You and Jerry were the voices of the Blue Jays from coast to coast. You worked 4,306 consecutive regular-season games, the Cal Ripken of the booth. Jerry has worked 4,879.
I was one of two baseball voices at one of three Toronto papers, plus the Hamilton Spectator, when I was hired to cover the Jays in 1987. Back then, our sales area was the Oakville-Oshawa corridor.
This was before people could crank up Google and this World Wide Web thing had caught on ... My prediction Thomas: It’s here to stay.
On the other hand, you told people from Surrey, B.C., to Goose Bay: “Touch ’em all Joe, you’ll never hit a more important homer in your life.”
The day I won that award, it was if everyone I’d ever met decided to e-mail, phone, text or send me a Facebook message.
That was nice, but one guy e-mailed, saying that my winning would hurt your chances the next day.
There were 455 writers voting for the Spink and 20 people, including 15 former winners, decide the Frick winner.
The good thing about your committee is that your old friends and partners such as Dave Van Horne (the 2011 winner) when you started broadcasting with the Montreal Expos, and Tony Kubek (2009) who did the Jays games all those years, have won. Plus your contemporaries such as Jon Miller (2010), who we used to see doing the Baltimore Orioles games, plus Denny Matthews (2007), who did the Kansas City Royals and Milwaukee Brewers radio man Bob Uecker (2003).
We shared a lot of charter flights and conversations when the book you were reading was boring or your back was aching.
Over the years, I knew how to interpret your “my word” comment in the top of the third, when you’d come into the main box for your nightly bag of popcorn.
It could be in reference to the four walks issued by the Jays starter, back-to-back errors, a Devon White catch or a Robbie Alomar defensive gem.
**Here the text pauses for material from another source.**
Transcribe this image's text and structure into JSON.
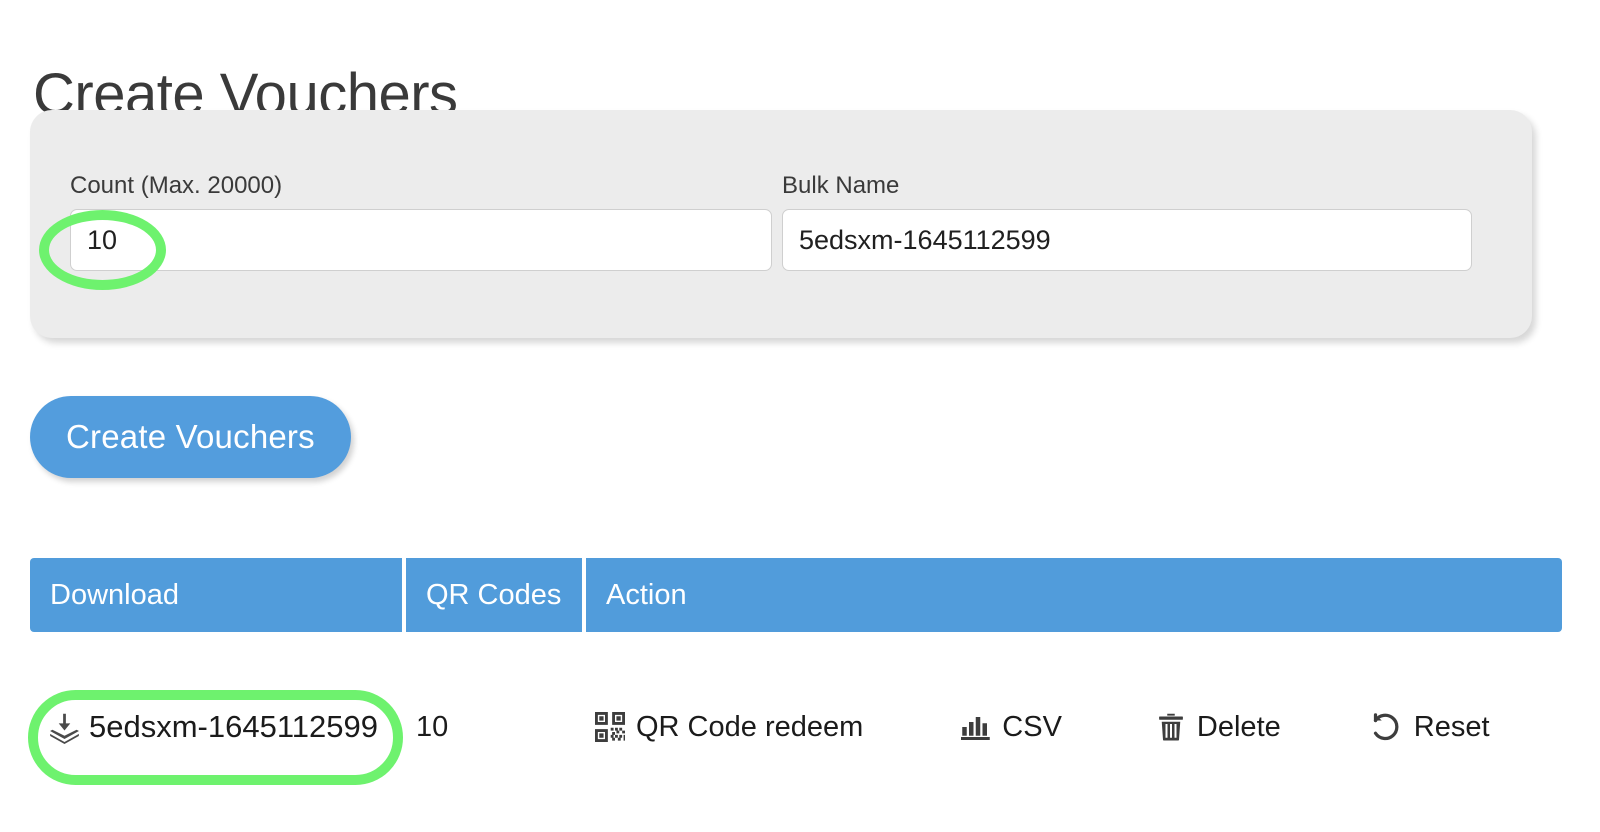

Gradually, I learned not to ask how your golf game had been when smoke was coming out of your ears. And, on quiet nights at the Rogers Centre, hours after the final pitch and before the cat has been put out, I can still hear you singing Shrimp Boats are Coming.
As to catch up on old news:
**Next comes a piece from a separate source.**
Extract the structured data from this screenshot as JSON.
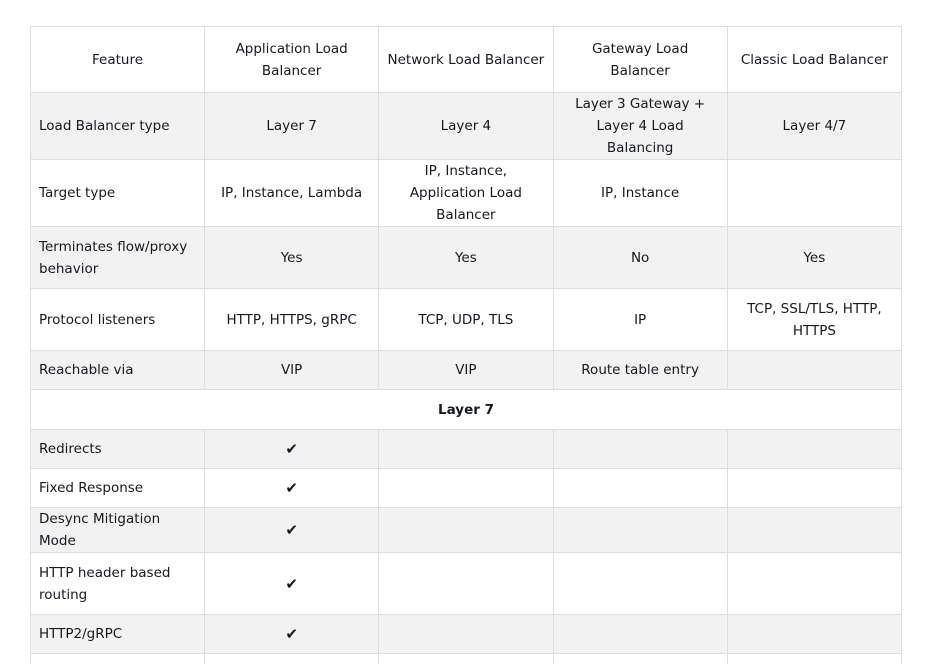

* Cito has a big-time portfolio, something in upper management which incudes scouting. But I think the only scouting Cito is doing is the rough on 14 at East Lake Woodlands, looking for lost balls. Not his, but trainer Tommy Craig’s. Cito’s wife Linda was visiting Shirley when I called the hospital.
* Jerry has not slowed down, going 98 miles an hour and still insists on having the windows open even when it is chilly.
* Your golf partner, Buck Martinez, is starting his third year in the TV booth as one of the best play-by-play men around.
* Allan Ashby is outstanding as Jerry’s partner and Mike Wilner is working as hard as ever, but then you predicted both.
* Jeff Ross, your old golf partner, still runs the Jays clubhouse, but I don’t think he has the senior tour in his future any more.
* Howard Starkman is still at the Rogers Centre, working on secret, special projects.
* George Holm, the Jays former ticket manager, was at Cooperstown last July and is half a missing person, having lost so much weight going to country music concerts.
* Bruce Brenner, your former engineer, e-mails once in a while.
People have asked me if I’m upset that I didn’t win a year ago, so I’d be part of the ceremonies with Pat Gillick, Bert Blyleven, Alomar and Van Horne.
Not at all. Getting the award is ... getting the award.
When the time comes to get your award, be it this December or the year after, I hope you have the same attitude when Shirley steps to the podium. Have heard her speak, she’s a lot better than I am.
That's about all, Thomas.